Alexanderplatz TV tower is Berlin’s most popular landmark and the tallest building in Germany. Its a sphere from steel with visitors platform including stores and restaurants.
You should already know that the Berlin’s Fernsehturm (TV Tower) is 365m high and the tallest building in Berlin. That’s why it can be seen from almost every corner of the city. As urban legends say the tower’s height was a deliberate decision taken by Walter Ulbricht, Leader of the SED, so that every child would be able to remember it. 365m just like the days of the year.
The construction for the GDR transmitter started in the 1950s and the tower was builded between 1965 and 1969. It was intended as the tallest tower in Europe second only to Moscow’s own TV tower. It was built by East German architects Fritz Dieter, Günter Franke and Werner Ahrendt.
Berlin TV Tower is the only city TV tower in Europe
A separate TV broadcasting system for East Berlin was a necessity during the years of division and the fact that it was built right in the middle of the city was Ulbricht’s original vision. It remains the only city TV tower in Europe. An extremely popular sight for tourists and Berliners alike, it currently receives over 1 million visitors a year. The lift reaches an altitude of 200m in 40 seconds; the observation deck is at a height of 203m and the Telecafé at 207m. The Telecafé, designed with an outer ring of revolving tables, serves coffee, snacks and reasonably priced meals while revolving once around its axis every 30 minutes. On a bright day, this is the way to take in Berlin and surrounding Brandenburg from an eagle-eyed view.

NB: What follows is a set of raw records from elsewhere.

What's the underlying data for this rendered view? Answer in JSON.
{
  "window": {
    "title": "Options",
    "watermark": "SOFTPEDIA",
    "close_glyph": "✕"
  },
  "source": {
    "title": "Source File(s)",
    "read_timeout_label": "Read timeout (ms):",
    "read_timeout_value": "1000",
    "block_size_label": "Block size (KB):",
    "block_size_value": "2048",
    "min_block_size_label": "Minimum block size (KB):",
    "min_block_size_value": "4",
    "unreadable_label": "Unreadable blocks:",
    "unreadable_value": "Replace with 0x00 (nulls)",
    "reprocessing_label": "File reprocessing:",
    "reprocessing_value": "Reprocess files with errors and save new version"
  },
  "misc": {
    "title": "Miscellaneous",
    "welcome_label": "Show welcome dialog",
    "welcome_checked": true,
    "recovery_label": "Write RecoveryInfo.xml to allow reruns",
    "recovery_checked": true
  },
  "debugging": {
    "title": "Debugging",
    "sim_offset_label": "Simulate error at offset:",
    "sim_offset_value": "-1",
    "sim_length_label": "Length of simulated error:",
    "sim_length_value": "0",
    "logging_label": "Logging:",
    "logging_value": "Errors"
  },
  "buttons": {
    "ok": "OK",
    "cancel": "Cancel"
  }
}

The tower consists of a 250m concrete shaft with a red and white striped steel mast. A 3m tip was replaced in 1997 and the sphere consists of seven floors on the inside, all of which are open to visitors. The sphere’s surface consists of 140 stainless steel segments.
The tower’s second legend is that although it was intended to demonstrate technological advance it was doomed to an ironic fate. To the embarrassment of GDR authorities – the steel sphere below the antenna produced the reflection of a giant cross. Hence the popular joke, not appreciated by the SED government, that this was the Popes’s revenge on the secular socialist State for having removed crucifixes from churches.
Berlin TV Tower was transformed into a magenta coloured football in 2006
The giant sphere’s greatest moment of glory was unquestionably in June 2006. During the World Cup Football Championships it was transformed into a giant silver and magenta coloured football. It became the perfect symbol of the world football event.
Berlin TV Tower is part of a building ensemble at Alexanderplatz
Around the base of the tower is an exhibition centre and a restaurant building in an ensemble which includes the Neptune fountain, once situated on the palace square. It had been a gift to the Emperor from the city of Berlin. The cascades are representations of four German rivers: the Rhine, Elbe, Oder and Weichsel.
Berlin TV Tower Information:
|Phone:||+49 (0)30 24 75 75 875|
|Opening Hours:||March to October: daily from 9 to midnight
November to February: daily from 10 to midnight
|Admission Fee:||13 Euro, children from 4 to 16 years 8.50 Euro, under 4 years free
VIP ticket (no waiting time) 23 Euro, children from 4 to 16 years 15 Euro
|Architects:||Hermann Henselmann, Jörg Streitparth, Fritz Dieter, Günter Franke, Werner Ahrendt|
- Connections to Alexanderplatz TV Tower:
- With Train (S-Bahn)
S5 / S7 /S75
With Underground Train (U-Bahn)
100 / 200 /M48 / N5 / TXL
100 / 200 / M48 / N2 / N42 / N5 / TXL
100 / 200 / M48 / N2 / N40 / N42 / N5 / N65 / N8 / TXL
M4 / M5 / M6
M4 / M5 / M6
With Regional Train
RB14 / RB24 / RE1 / RE2 / RE7